WASHINGTON – President Obama is ordering his administration to restart payment of death benefits to the families of fallen military personnel despite the government shutdown, the White House said Wednesday.
Obama was "not pleased" to learn that death benefits were not being paid and that grieving families were waiting for their stipends to cover the cost of burials, White House Press Secretary Jay Carney said.
"The president expects this to be fixed today," Carney told reporters in the daily White House briefing.
On Wednesday afternoon, the GOP-led House voted 425-0 to approve a bill that would allow the Pentagon to make the payments to families of military members killed in war zones.
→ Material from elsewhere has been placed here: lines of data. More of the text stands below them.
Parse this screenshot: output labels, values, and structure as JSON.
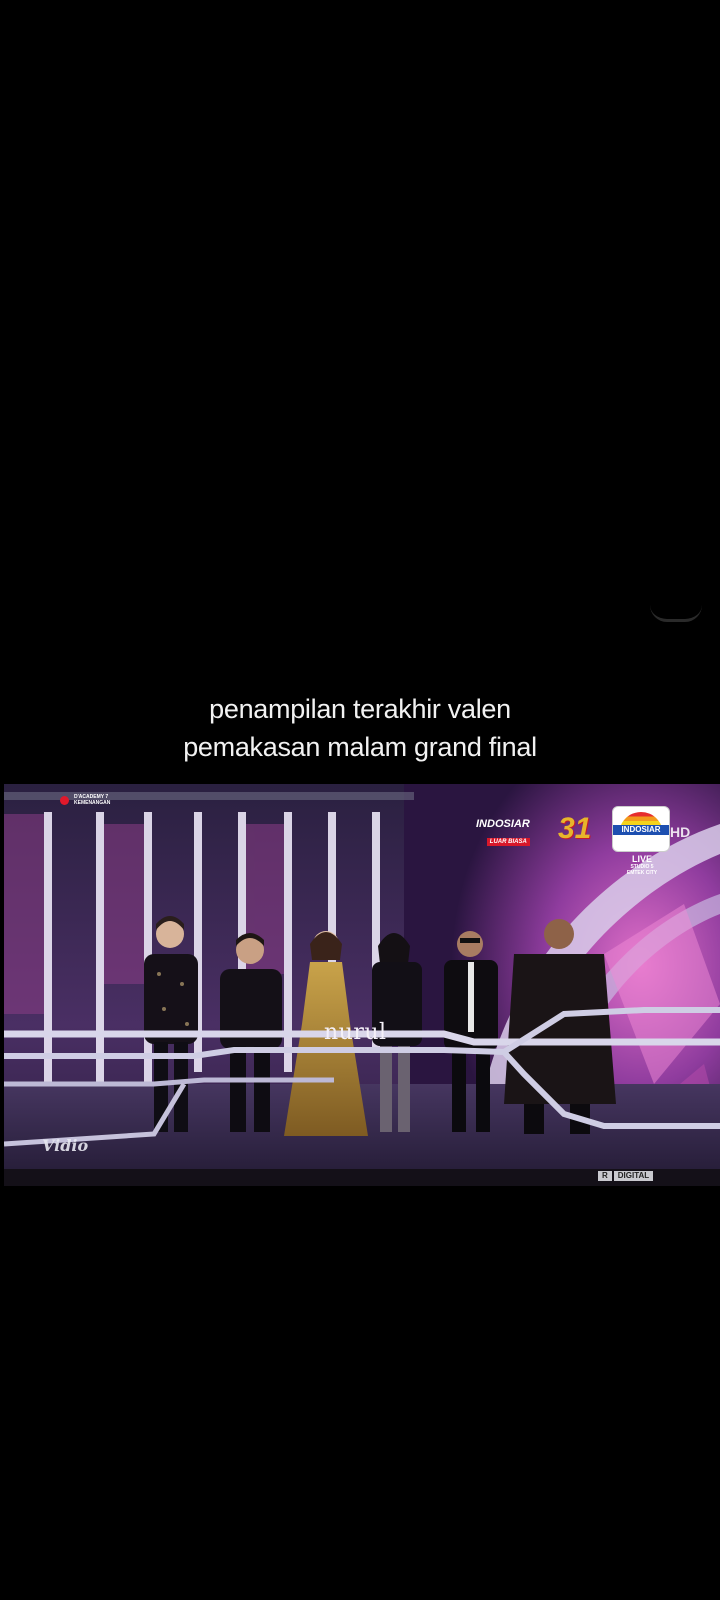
{
  "caption": {
    "line1": "penampilan terakhir valen",
    "line2": "pemakasan malam grand final"
  },
  "video": {
    "watermark": "nurul",
    "vidio_logo": "Vidio",
    "show_logo": {
      "line1": "D'ACADEMY 7",
      "line2": "KEMENANGAN"
    },
    "channel": {
      "indosiar": "INDOSIAR",
      "tagline": "LUAR BIASA",
      "anniversary": "31",
      "logo_text": "INDOSIAR",
      "hd": "HD",
      "live": "LIVE",
      "studio_line1": "STUDIO 5",
      "studio_line2": "EMTEK CITY"
    },
    "rating": "R",
    "digital": "DIGITAL"
  },
  "colors": {
    "background": "#000000",
    "caption_text": "#f2f2f2",
    "stage_purple": "#3a2657",
    "accent_red": "#d8182a",
    "accent_gold": "#e7b52b"
  }
}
The overwhelming support puts pressure on Senate Democrats to take up the bill.
The president and Democratic congressional leaders have been reluctant to pass band-aid bills that resolve specific shortfalls during the standoff.
When asked earlier on Wednesday if the Senate would act to continue payments, Senate Majority Leader Harry Reid (D-Nev.) said that the president is working with the Office of Management and Budget and the Department of Defense to see what they can do to solve the problem.
"We are going to see what the House does," Reid said.
Carney said that, prior to the budget standoff, Department of Defense officials told Congress they would not be able to cut the checks if the government went into shutdown mode.
Obama signed a bill passed by Congress last month to ensure that service members receive their paychecks on time despite the shutdown, but that measure did not guarantee death benefits.
If Congress is worried about the implications of government shutdown, aides to the president say, members should pass a resolution to continue funding the entire government at current spending levels.
The real solution, Carney said, "is to open the government." "Allow a vote," he said. "Move on. We can negotiate about the budget and the priorities, but not under threat of continued shutdown."
Still, Carney said the president has directed his lawyers and the Office of Management and Budget to fix the death benefits problem without delay.
"They are working on it," he said, "and will have it today."